Skip to main content

True Colors

May 31, 2008 05:00PM, Published by Super Admin, Categories: In Print




According to scientific definition, the color we see is the effect that light of varying wavelengths and frequencies has on our eye and the optical nerves. Applying that definition to something like a rainbow is kind of depressing. It’s like the “no Santa Claus” theory of Christmas – it just sucks the fun right out. Science aside, color is fun and dramatic, and we use it to tell ourselves all kinds of things.
Consider the meanings we give to roses – white for apology, red for love, yellow for jealousy. Or the way color can be used to express emotion in art. Or, to encourage a certain type of mood, your interior design colors orchestrate this example. Red is thought to bring energy and warmth, where green is seen to be relaxing; yellow is cheerful; and blue is cool and calming. Anecdotal stories about the emotional effects of color are pretty eyebrow raising. Years ago I read about a color called “Baker’s Pink,” supposedly used in insane asylums in the 1920s for its calming effect on patients. Legend has it that the color had the complete opposite effect, bringing on violent reactions among the patients, and consequently the use and manufacturing of the color was hastily discontinued (and let’s face it, painting any room pink is really just asking for trouble).

Whether the effect of color on our moods is real or imagined, it’s a pleasant way to view the world. Sure, it’s just light reflecting off our brain or whatever, but that doesn’t mean we can’t believe in our own “color Santa.”

With the growing popularity of personal development in careers and relationships, a number of organizations have started using color to identify personality types. (I’m purple. Can’t you tell?) One such organization is True Colors, Inc. (true-colors.com). True Colors applies colors (Blue, Gold, Green and Orange) to four basic personality types derived from existing psychological studies (in particular the work of clinical psychologist David Keirsey). Participants build their own ‘color spectrum’ based on their personality strengths and weaknesses, and the color spectrum can then be applied in larger ways to help determine a career or educational path. A program like True Colors allows participants to connect with their own strengths and weaknesses with a fun and entertaining approach that allows people to relax and better embrace new ideas.

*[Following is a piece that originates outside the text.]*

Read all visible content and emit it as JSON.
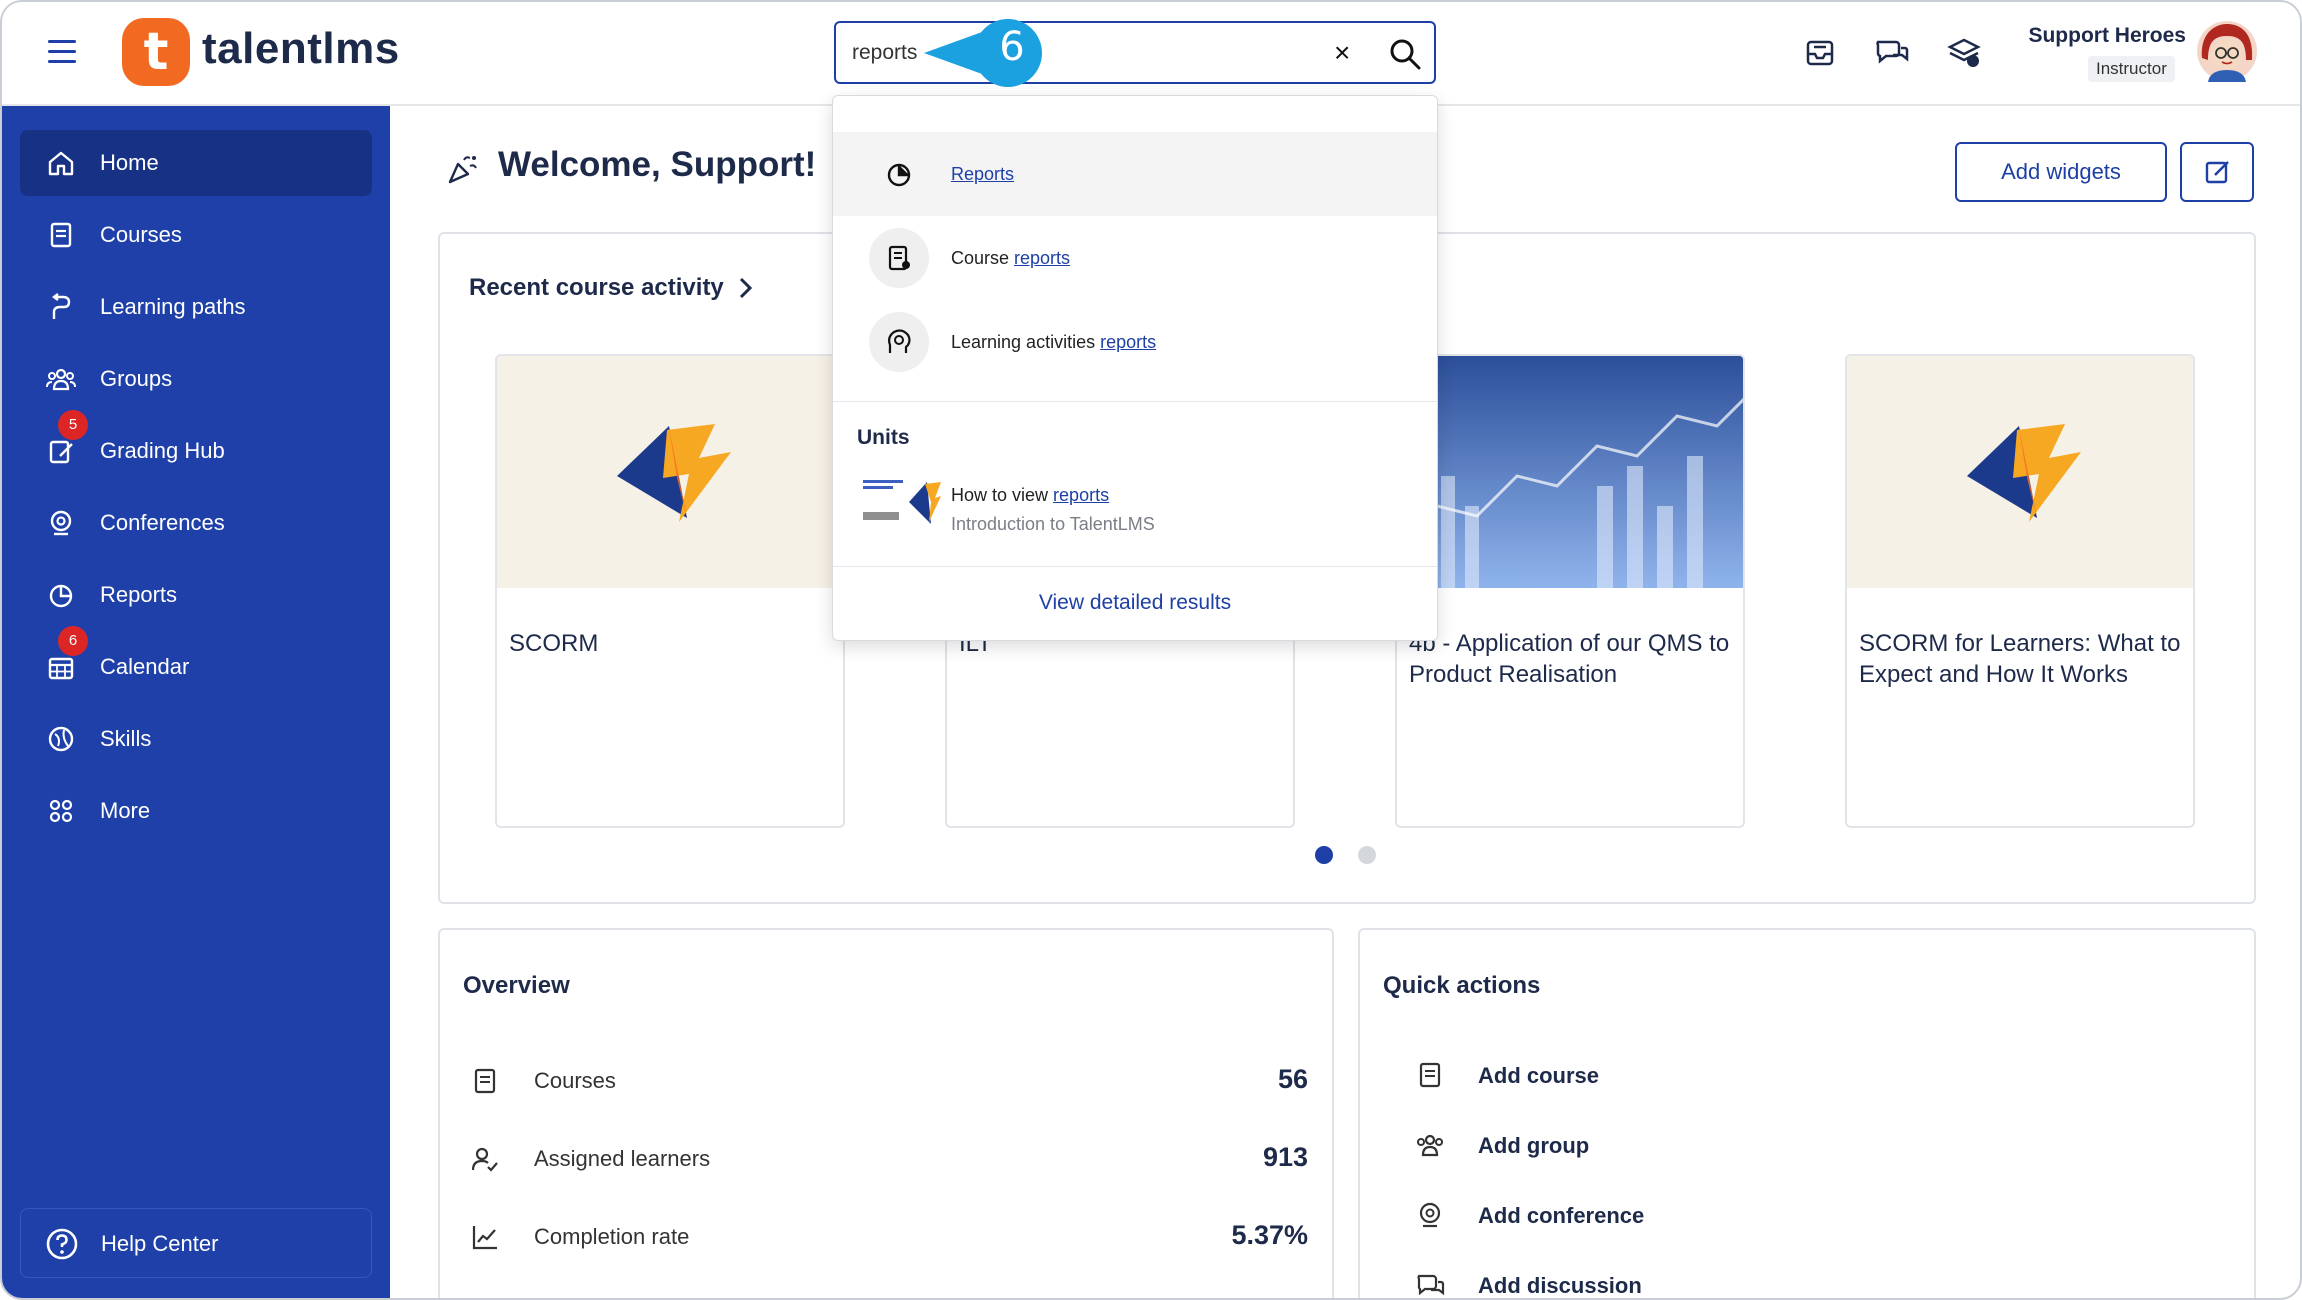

An approach like this is really a way to see your strengths with fresh eyes. True Colors has a career and educational focus, particularly beneficial to corporations, schools, government and non-profit organizations. True colors helps us to better understand our own personality needs and values, thus recognizing others’ personality traits. You can image how not only an understanding, but also an awareness of personality needs and values can positively impact a workplace, classroom or home environment. So if you’re feeling a little brown or gray, and need to find your inner orange, gold, green or blue, then maybe it’s time to seek out your inner rainbow and identify your own true colors. •

THE COLORS

Orange – Orange personalities act on a moment’s notice; are witty, charming and spontaneous. They consider life a game, and are impulsive and generous. Oranges need fun, variety, stimulation and excitement and are described as optimistic, eager and bold. They value skill, resourcefulness, and courage, and are natural trouble shooters, performers and competitors.

Gold – Gold personalities follow the rules and respect authority. Always loyal, dependable and prepared, they have a strong sense of what is right and wrong in life. They need to be useful and to belong. Faithful and stable, sensible and organized, they value home, family and tradition. Those whose brightest color is gold are natural preservers, helpful, good citizens and are caring and concerned.

Green – Green personalities seek knowledge and understanding as they are analytical and conceptual and live life by their own standards. Cool, calm and collected, they value intelligence, insight, fairness and justice. They are inventive, logical perfectionists who can think in the abstract, are investigative and hypothetical. Those who have green as their brightest color are natural non-conformists, visionaries and natural problem solvers.

Blue – Blue personalities need to feel unique and authentic. They are enthusiastic, warm, compassionate, sympathetic and personal. In life they look for meaning and significance. Natural communicators, blue personalities are sincere and idealistic with a need to contribute, to encourage and to care. They value integrity and unity in relationships, are natural romantics and nurturers.
*Printed with permission from True Colors, Inc.

Like what you're reading? Subscribe to the Style - Folsom El Dorado Hills free newsletter to stay informed



PROUDLY BROUGHT TO YOU BY THESE COMMUNITY SPONSORS